If you haven’t noticed already, you have a section next to Tracking labeled “Comments.” This is pretty self-explanatory. You can write your own comments, delete a comment you’ve clicked on, go to the next one, or go back. You will also notice the gray box that says “Show Comments.” If this isn’t already clicked, click it. You’ll want to see them all.
And this is what your comments will look like. NOTE: I’m having fun with this, so understand that I, and hopefully whoever you choose as your editor, will never tell you something like this. If any editor does, I’ll tell you now . . . Your writing is never “all wrong.” If someone tells you that, talk to me, and we’ll work on something. No, I won’t beat them up for you. I’m not that aggressive.
And, yes, I did that stuff on purpose. I broke rules. O.O The font thing is just for me, though.
I hope this helped. I didn’t think about this until recently, so let me know if you have any questions. Remember, when you’re done, you need to turn off the Track Changes feature before you start working on everything again because your changes will be tracked. Also, if your editor requires the manuscript for a final edit, please make sure all your changes are made and your document is free of comments, notes, and any tracked changes.
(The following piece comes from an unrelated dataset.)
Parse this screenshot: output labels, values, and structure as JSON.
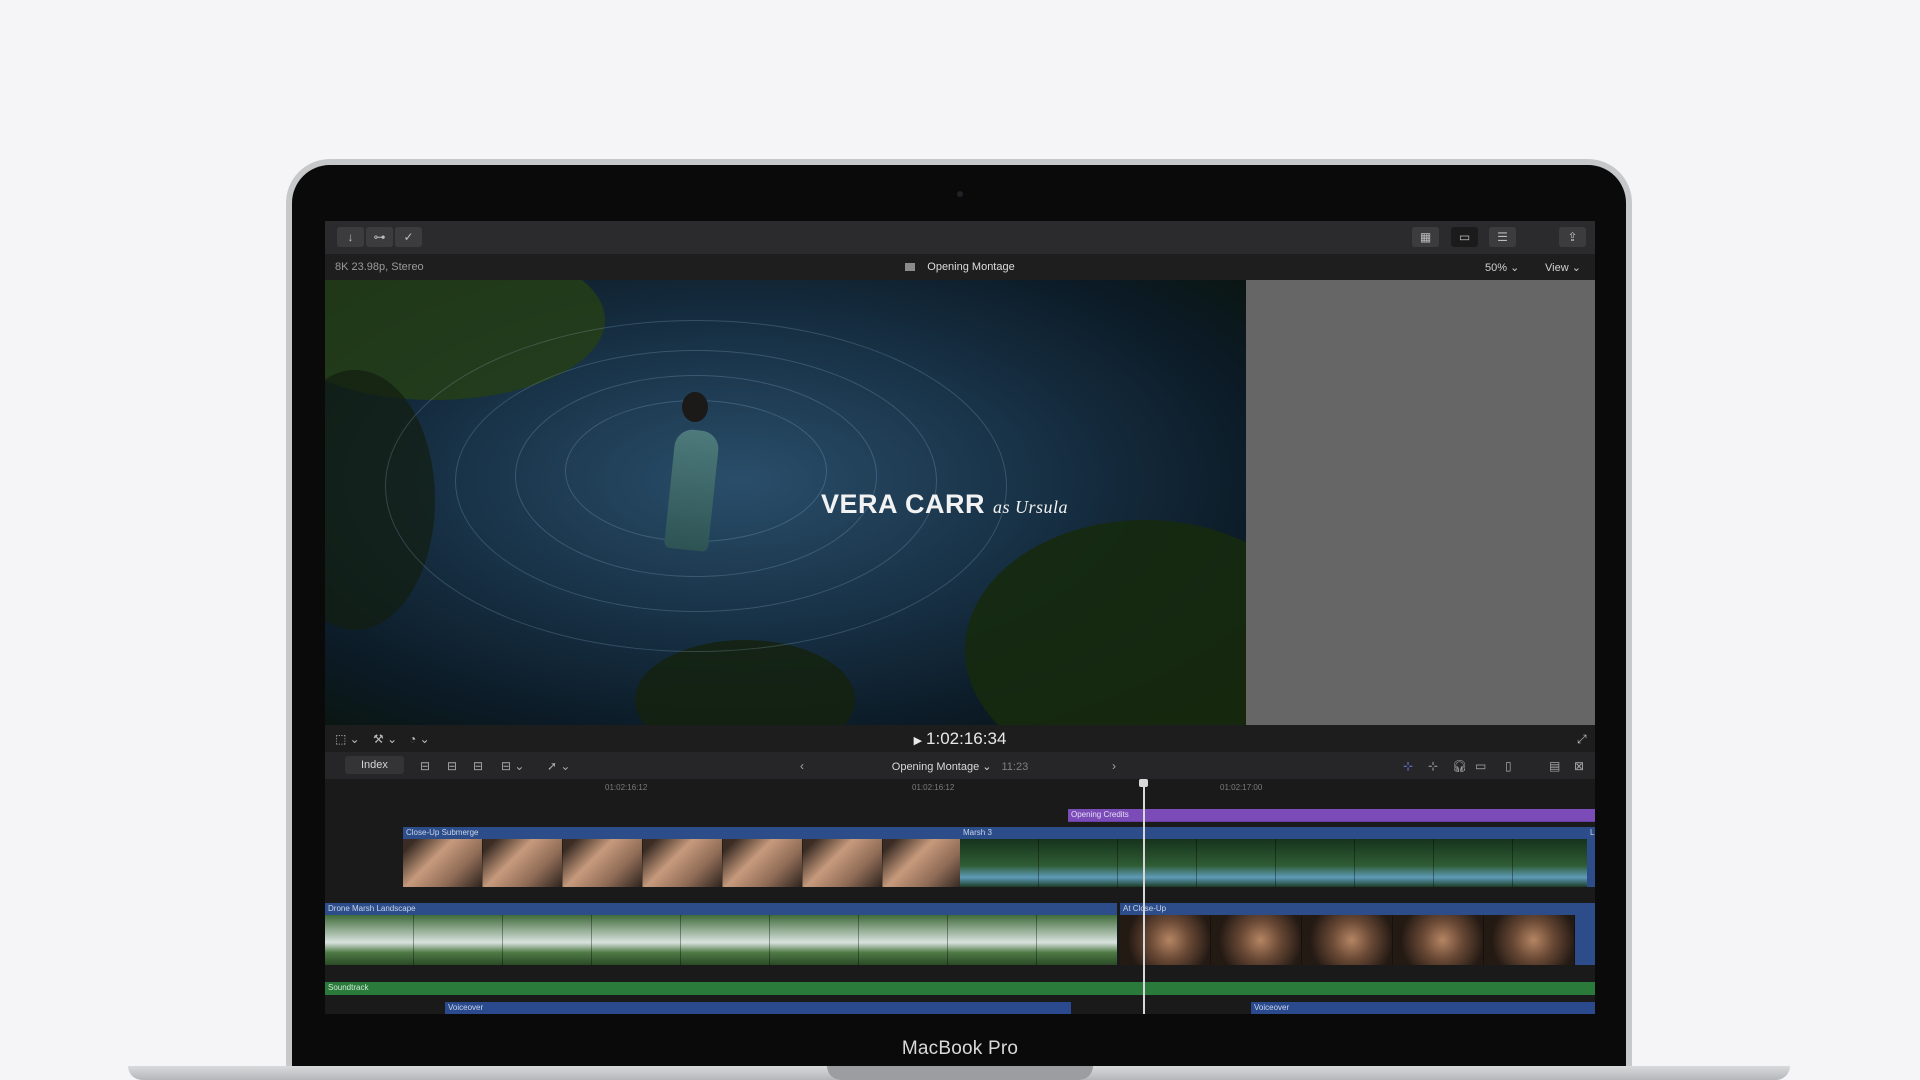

With all comments, make sure you click on the comment or inside the box of the comment to delete it. MW needs to know what it’s deleting.
Other than that, I think I covered all the basic things. Play with it a little to understand the other features of the Review tab and the other little parts and pieces that make up the Track Changes and Comments sections.
Good luck and happy revising!